Brief: Each line in the records below that has the word "password" should be copied.

(Data about app and page elements)
----

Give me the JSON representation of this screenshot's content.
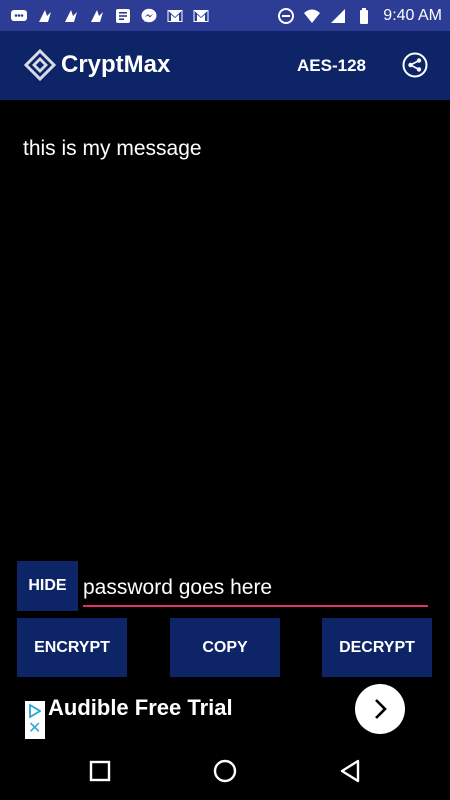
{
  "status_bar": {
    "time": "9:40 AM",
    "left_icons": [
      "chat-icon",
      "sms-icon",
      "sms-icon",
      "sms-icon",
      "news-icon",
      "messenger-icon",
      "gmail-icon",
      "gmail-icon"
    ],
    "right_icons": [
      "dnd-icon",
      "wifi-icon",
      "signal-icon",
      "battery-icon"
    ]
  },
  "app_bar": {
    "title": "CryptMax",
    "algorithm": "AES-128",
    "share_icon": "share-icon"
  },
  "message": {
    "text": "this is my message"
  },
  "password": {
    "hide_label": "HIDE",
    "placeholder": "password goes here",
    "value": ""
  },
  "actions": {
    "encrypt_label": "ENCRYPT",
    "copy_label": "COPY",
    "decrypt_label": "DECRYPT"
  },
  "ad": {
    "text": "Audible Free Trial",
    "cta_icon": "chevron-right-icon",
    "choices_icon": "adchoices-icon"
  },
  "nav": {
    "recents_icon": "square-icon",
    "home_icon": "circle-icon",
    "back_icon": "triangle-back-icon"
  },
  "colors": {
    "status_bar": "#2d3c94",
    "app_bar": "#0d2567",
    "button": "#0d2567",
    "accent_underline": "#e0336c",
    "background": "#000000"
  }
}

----

Answer to the problem:
  "password": {
    "placeholder": "password goes here",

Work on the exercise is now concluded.